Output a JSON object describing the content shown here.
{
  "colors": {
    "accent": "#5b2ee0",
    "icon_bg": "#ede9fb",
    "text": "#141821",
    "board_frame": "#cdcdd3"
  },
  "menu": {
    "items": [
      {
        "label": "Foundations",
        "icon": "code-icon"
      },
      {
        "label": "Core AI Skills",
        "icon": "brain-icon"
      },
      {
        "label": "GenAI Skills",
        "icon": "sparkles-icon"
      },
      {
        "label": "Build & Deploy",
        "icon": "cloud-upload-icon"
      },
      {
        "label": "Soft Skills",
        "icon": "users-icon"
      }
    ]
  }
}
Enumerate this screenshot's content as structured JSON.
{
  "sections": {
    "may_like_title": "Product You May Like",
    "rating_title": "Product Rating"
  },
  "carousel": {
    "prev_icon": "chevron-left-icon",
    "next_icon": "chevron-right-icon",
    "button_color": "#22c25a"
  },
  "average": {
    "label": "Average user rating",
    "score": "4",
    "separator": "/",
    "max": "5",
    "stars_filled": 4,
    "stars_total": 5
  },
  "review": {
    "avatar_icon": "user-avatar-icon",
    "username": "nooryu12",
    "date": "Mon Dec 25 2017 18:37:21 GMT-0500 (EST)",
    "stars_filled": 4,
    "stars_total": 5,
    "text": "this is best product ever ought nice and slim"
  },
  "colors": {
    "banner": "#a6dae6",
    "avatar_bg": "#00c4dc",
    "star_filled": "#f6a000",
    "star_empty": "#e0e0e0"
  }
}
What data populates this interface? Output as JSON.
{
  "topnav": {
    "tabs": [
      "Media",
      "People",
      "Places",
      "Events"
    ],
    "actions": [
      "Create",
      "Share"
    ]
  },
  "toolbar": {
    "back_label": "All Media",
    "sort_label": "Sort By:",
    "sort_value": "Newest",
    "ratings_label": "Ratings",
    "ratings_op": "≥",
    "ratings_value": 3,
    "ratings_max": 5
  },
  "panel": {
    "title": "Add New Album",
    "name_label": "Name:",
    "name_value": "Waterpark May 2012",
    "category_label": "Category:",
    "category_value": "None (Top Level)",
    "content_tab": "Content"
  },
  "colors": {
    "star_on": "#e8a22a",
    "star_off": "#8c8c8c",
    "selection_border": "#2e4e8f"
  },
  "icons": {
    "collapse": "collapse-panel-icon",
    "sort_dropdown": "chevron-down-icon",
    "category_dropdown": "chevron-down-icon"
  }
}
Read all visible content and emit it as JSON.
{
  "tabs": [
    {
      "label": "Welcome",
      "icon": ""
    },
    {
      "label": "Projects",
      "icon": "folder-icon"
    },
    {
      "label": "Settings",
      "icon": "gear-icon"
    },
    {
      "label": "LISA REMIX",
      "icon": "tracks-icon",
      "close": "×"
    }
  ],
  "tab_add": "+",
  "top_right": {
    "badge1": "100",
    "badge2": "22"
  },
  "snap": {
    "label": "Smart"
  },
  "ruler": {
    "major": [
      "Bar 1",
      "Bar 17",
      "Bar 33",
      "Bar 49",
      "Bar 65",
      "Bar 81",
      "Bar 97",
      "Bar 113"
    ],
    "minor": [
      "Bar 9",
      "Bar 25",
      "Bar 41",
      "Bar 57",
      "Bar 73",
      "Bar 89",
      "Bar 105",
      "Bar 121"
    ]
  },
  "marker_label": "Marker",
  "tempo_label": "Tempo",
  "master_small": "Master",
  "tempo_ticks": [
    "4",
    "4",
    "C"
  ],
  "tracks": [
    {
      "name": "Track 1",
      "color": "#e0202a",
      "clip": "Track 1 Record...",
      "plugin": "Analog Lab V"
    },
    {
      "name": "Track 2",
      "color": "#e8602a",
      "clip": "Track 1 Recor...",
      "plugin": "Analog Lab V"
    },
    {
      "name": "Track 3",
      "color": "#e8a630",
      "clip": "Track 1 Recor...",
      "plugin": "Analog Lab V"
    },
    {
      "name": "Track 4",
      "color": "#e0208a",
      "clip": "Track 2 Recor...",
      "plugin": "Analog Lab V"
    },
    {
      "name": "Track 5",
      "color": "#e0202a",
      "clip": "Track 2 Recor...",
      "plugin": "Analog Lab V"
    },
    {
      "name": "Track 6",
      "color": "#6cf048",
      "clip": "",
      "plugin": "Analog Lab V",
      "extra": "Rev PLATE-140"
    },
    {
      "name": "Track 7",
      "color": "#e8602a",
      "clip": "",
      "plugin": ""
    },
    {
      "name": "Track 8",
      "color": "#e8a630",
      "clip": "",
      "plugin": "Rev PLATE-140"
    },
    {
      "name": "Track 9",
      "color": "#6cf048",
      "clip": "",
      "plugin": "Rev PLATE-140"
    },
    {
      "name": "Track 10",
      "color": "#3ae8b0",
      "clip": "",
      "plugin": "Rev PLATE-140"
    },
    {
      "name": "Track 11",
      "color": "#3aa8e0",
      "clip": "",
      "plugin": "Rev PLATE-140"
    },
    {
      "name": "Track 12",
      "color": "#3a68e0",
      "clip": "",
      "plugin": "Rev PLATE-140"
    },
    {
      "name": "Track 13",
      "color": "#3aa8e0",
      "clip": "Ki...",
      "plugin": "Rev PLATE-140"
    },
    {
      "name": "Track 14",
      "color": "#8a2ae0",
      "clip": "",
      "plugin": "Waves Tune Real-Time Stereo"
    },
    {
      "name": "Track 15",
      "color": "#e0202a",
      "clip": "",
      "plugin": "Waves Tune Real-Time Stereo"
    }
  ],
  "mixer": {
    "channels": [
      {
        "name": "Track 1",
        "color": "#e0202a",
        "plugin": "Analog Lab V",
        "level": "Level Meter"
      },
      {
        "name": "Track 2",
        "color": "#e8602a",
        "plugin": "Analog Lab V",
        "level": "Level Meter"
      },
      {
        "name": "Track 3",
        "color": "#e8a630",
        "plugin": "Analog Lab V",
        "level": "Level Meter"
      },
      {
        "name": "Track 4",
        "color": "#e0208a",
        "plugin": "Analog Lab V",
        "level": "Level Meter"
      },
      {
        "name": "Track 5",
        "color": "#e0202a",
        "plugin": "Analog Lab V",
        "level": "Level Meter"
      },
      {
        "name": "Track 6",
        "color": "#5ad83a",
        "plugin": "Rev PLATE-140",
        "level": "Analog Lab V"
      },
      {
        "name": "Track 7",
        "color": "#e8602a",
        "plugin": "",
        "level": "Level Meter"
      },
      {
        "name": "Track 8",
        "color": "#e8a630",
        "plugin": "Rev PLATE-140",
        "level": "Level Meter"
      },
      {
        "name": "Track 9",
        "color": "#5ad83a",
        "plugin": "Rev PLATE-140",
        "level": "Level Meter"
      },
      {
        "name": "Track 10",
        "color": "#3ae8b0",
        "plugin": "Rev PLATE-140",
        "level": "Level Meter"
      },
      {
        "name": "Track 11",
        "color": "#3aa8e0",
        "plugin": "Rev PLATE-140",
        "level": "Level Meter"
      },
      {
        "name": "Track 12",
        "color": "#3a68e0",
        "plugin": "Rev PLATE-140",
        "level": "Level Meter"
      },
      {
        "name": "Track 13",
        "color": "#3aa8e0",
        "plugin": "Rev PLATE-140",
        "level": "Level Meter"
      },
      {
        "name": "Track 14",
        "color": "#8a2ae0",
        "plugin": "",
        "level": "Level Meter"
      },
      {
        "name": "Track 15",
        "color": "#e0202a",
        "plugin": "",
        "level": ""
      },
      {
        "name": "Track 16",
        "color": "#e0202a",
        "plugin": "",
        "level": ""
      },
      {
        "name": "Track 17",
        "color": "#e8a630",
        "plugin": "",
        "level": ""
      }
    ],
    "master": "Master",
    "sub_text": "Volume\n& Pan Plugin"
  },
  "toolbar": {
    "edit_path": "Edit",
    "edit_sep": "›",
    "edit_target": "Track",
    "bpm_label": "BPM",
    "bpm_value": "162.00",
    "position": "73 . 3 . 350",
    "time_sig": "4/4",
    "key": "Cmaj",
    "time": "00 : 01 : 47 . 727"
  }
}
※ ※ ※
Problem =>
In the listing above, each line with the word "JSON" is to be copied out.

Answer area =>
Output a JSON object describing the content shown here.
Enumerate this screenshot's content as structured JSON.
What data populates this interface? Output as JSON.
Read all visible content and emit it as JSON.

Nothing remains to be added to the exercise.